Everybody's friendly with each other and saying hello and things, I guess, after going through so much. Libya is a country I've wanted to visit for two years now, over two years and to be here it's really special. It's a lot steeper than it looks on camera, I guarantee it.
Success. Slight update, came up this hill here, now we're bellied out on this huge ridge. I swear we were gonna roll just then. That was scary. Is that your signature, the one sandal? - How old is he? - Twenty-one.
That's like how I used to drive when I was 21 in Auckland. So, we're here with our crazy driver here and Fraage what do you do for work? Are you driving full time or what else? Like free enterprise, you know, it's so basically whatever is available, he will do. And what do you do for fun? Now it's mainly work, work, work.
- Work, work, work. - Yep. Have you traveled to other parts of the country? Yeah, he's been to the capital Tripoli mainly. What's it like in the capital compared to here? Did you like it or is it too busy? Yeah, no, no he did not fit there at all, yeah too much, so he had to come back here. Okay, thank you for the adventure, <i>shukran</i>. So, we have come back into the old city, and we've been surprised with this really beautiful ambiance in the middle of the desert.
Nice lighting and they've got all these cool knick-knacks and things. Teapots and everything and they're cooking us a meal now really beautiful. Look at this, this is really special. I was not expecting that. What a setting. Old petrol canisters here and lots of teapots. What do we have here? Is it couscous? - It's rice. - Rice.
Interesting stories, so you know, like learning he found out this was during the kingdom, during the kingdom, the cigarette was known as Sport, and you could see it's in English and in Arabic and then during —— time, it changed into "reality'" which is the Arabic word for sport, so picking up on things like that basically. So they were selling cigarettes as something to use for sports? Well obviously those days, you know you would put cigarettes as for only a fit sport man would you do that. When he can get the whole group of a certain product together, that's even more exciting. He said the more he does that, the more he wants to do it. It's worth a lot of money as well.
Nineteen twenty-three. Italians were into tomatoes, weren't they, because of the spaghetti. It's after midnight, still like 33 degrees Celsius outside there.
The desert life is pretty crazy. All the shops are open now, it's like people live nocturnally here. That collection there was unbelievable, and such a nice dinner there. Strange day, very interesting. The —— are nice, and things they say <i>salaam alaikum</i> and they're friendly, but you know they are always aware of what you're up to so you know they say it's for our protection, so yeah, that's great. In the next video, we're going to be driving eight hours across the desert again, and we're going to be heading to Tripoli the capital, we're going to see more of the capital and see how life is there nowadays hopefully, meet some people, it is pretty hard, but we will do our best to meet people and ask them how's life and things.
Anyway, thank you very much for watching this very strange video.
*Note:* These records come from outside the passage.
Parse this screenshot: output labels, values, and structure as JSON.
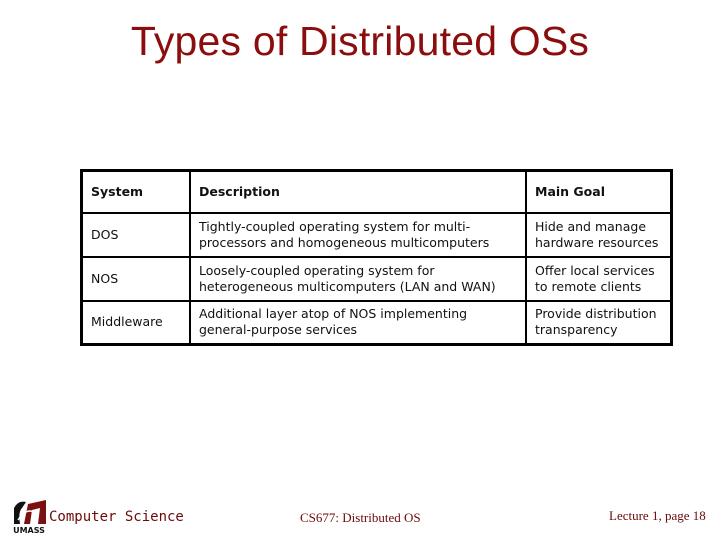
{
  "slide": {
    "title": "Types of Distributed OSs"
  },
  "table": {
    "headers": [
      "System",
      "Description",
      "Main Goal"
    ],
    "rows": [
      {
        "system": "DOS",
        "description": "Tightly-coupled operating system for multi-processors and homogeneous multicomputers",
        "goal": "Hide and manage hardware resources"
      },
      {
        "system": "NOS",
        "description": "Loosely-coupled operating system for heterogeneous multicomputers (LAN and WAN)",
        "goal": "Offer local services to remote clients"
      },
      {
        "system": "Middleware",
        "description": "Additional layer atop of NOS implementing general-purpose services",
        "goal": "Provide distribution transparency"
      }
    ]
  },
  "footer": {
    "logo_icon": "umass-logo-icon",
    "logo_text": "UMASS",
    "department": "Computer Science",
    "course": "CS677: Distributed OS",
    "page": "Lecture 1, page 18"
  },
  "colors": {
    "title": "#8b0d0d",
    "footer_text": "#6b0a0a",
    "logo_maroon": "#7a1010"
  }
}
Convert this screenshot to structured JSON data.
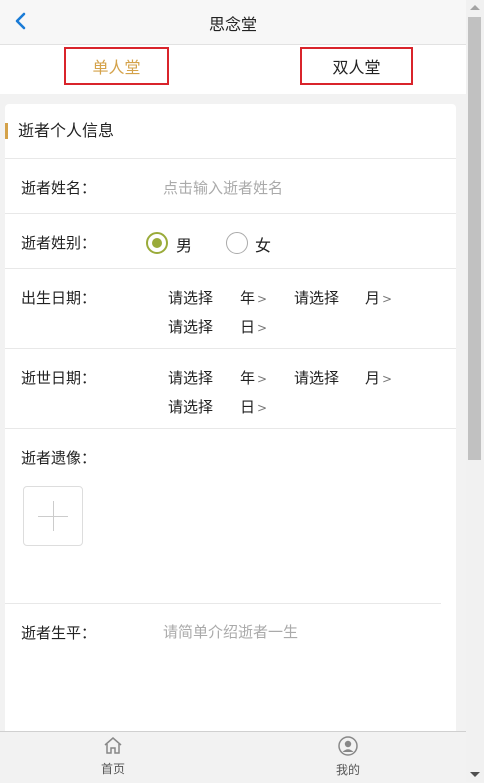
{
  "header": {
    "title": "思念堂",
    "back_icon": "chevron-left-icon"
  },
  "tabs": [
    {
      "label": "单人堂",
      "active": true
    },
    {
      "label": "双人堂",
      "active": false
    }
  ],
  "section": {
    "title": "逝者个人信息",
    "accent_color": "#d4a24a"
  },
  "form": {
    "name": {
      "label": "逝者姓名：",
      "placeholder": "点击输入逝者姓名"
    },
    "gender": {
      "label": "逝者姓别：",
      "options": [
        "男",
        "女"
      ],
      "selected": "男"
    },
    "birth": {
      "label": "出生日期：",
      "year": "请选择",
      "year_unit": "年",
      "month": "请选择",
      "month_unit": "月",
      "day": "请选择",
      "day_unit": "日"
    },
    "death": {
      "label": "逝世日期：",
      "year": "请选择",
      "year_unit": "年",
      "month": "请选择",
      "month_unit": "月",
      "day": "请选择",
      "day_unit": "日"
    },
    "portrait": {
      "label": "逝者遗像：",
      "upload_icon": "plus-icon"
    },
    "bio": {
      "label": "逝者生平：",
      "placeholder": "请简单介绍逝者一生"
    }
  },
  "tabbar": [
    {
      "label": "首页",
      "icon": "home-icon"
    },
    {
      "label": "我的",
      "icon": "user-icon"
    }
  ],
  "colors": {
    "radio_selected": "#9aab3a",
    "tab_active_text": "#d4a24a",
    "highlight_border": "#d9242b"
  }
}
I know it's a random, eclectic mix of different things, but you know, I'll take what I can get in this country. Just to get access into this country is a privilege and an honor to get in here. I took some different photos today, if you want to check them out, check them out on my Instagram indigo.traveller with two L's.
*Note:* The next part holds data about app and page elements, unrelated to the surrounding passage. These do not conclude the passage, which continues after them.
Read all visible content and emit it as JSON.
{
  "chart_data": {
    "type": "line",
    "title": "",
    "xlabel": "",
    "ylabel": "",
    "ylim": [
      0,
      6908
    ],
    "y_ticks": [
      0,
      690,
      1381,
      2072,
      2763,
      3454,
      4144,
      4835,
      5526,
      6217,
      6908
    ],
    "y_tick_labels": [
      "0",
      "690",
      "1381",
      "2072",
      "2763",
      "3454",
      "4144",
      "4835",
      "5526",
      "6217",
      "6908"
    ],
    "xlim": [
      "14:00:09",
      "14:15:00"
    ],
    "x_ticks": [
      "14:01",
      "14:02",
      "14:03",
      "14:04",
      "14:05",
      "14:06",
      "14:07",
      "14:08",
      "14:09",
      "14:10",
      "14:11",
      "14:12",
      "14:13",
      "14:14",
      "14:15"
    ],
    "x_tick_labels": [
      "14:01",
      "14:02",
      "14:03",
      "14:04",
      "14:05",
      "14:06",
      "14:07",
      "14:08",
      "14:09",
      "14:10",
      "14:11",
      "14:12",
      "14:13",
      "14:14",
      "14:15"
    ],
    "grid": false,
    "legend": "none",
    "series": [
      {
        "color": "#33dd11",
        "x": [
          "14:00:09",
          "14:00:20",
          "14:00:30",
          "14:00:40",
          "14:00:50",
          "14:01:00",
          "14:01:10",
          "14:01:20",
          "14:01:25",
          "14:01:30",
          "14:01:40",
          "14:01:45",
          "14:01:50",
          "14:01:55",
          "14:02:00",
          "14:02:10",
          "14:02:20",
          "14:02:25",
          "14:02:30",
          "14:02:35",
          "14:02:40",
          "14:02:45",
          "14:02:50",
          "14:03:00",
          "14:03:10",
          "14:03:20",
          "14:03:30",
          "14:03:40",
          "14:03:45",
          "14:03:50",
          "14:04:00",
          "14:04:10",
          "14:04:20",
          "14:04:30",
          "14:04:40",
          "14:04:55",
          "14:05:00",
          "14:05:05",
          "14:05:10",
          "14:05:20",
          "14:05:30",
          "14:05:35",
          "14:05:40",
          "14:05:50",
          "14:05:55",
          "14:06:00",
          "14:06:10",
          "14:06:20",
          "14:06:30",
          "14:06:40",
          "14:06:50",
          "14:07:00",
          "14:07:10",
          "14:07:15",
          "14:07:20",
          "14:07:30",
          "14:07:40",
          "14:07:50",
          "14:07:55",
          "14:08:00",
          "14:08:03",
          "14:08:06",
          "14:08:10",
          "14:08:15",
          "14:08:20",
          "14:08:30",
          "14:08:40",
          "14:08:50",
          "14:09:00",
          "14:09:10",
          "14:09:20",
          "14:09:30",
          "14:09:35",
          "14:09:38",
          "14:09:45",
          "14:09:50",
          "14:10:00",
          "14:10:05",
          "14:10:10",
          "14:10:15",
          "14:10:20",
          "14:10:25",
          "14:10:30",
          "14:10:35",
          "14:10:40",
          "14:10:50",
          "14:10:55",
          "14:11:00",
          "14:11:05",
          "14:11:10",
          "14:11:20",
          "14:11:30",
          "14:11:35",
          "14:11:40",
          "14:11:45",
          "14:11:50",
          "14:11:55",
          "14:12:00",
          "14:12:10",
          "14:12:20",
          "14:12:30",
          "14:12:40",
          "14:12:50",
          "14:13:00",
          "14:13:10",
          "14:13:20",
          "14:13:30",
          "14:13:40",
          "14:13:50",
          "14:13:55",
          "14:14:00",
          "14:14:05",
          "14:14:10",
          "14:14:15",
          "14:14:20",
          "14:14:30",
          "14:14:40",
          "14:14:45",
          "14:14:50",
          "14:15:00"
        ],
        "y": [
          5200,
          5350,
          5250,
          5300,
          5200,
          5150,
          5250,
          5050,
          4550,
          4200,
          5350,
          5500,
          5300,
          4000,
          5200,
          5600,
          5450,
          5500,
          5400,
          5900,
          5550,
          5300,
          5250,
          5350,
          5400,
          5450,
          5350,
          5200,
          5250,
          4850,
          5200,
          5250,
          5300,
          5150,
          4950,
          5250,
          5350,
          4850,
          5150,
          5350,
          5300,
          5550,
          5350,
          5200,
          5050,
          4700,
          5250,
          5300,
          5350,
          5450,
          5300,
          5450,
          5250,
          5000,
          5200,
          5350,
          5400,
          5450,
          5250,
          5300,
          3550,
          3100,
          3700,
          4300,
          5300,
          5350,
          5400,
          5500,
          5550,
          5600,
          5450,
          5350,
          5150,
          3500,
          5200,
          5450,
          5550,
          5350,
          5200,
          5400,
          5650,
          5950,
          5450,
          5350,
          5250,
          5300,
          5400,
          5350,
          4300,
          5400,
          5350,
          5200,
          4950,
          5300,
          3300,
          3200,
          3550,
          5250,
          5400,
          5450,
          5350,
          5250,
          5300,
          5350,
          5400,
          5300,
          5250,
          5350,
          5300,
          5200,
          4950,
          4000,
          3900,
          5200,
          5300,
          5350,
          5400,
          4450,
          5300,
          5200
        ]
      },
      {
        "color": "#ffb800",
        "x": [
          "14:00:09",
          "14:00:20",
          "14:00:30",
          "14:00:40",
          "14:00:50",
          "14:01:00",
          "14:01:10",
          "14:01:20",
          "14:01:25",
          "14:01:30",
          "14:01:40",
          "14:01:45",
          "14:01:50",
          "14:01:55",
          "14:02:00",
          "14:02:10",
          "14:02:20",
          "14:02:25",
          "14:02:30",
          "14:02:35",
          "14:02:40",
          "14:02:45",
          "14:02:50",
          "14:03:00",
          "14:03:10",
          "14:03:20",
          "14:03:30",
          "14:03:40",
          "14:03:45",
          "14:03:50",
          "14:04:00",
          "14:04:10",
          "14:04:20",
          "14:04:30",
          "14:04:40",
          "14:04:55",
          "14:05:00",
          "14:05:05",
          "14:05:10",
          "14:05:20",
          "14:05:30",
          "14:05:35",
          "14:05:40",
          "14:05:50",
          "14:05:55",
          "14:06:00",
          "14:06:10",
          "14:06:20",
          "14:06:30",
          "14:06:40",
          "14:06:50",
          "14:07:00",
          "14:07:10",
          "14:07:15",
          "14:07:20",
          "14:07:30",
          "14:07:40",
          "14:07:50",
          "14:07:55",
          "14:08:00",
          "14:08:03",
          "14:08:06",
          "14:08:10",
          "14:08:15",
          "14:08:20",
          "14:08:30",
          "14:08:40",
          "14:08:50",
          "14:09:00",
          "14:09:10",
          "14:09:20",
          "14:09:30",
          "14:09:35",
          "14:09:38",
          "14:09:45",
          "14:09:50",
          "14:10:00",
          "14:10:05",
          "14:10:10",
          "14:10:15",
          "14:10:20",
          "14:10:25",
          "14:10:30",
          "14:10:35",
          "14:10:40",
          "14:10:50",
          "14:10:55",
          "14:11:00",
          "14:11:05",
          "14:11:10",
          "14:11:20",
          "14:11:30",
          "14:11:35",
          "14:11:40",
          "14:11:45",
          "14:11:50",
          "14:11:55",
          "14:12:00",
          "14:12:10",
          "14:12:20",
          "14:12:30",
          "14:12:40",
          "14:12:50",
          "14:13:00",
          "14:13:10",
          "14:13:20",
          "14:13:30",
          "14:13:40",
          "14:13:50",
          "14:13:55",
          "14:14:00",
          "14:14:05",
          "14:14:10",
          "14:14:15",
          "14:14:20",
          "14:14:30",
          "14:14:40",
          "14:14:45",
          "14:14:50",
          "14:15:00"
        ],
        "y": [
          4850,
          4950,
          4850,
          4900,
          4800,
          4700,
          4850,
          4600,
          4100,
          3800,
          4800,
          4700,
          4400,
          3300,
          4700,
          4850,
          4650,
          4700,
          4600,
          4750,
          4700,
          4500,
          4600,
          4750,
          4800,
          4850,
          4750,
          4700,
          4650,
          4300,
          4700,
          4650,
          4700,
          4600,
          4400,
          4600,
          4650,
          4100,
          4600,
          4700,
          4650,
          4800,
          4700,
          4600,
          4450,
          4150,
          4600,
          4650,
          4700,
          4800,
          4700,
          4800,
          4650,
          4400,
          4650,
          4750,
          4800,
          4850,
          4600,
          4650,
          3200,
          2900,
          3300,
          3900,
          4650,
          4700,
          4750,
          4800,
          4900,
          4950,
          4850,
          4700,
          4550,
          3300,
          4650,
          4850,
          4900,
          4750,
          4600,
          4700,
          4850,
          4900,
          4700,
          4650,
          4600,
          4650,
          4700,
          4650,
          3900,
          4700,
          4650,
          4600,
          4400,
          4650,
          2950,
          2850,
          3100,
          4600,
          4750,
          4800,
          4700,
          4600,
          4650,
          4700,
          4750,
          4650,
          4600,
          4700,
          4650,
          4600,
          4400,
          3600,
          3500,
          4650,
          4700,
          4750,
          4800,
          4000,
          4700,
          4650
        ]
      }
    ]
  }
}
Thank you so much for watching, and in case I don't see you, good afternoon, good evening, and good night.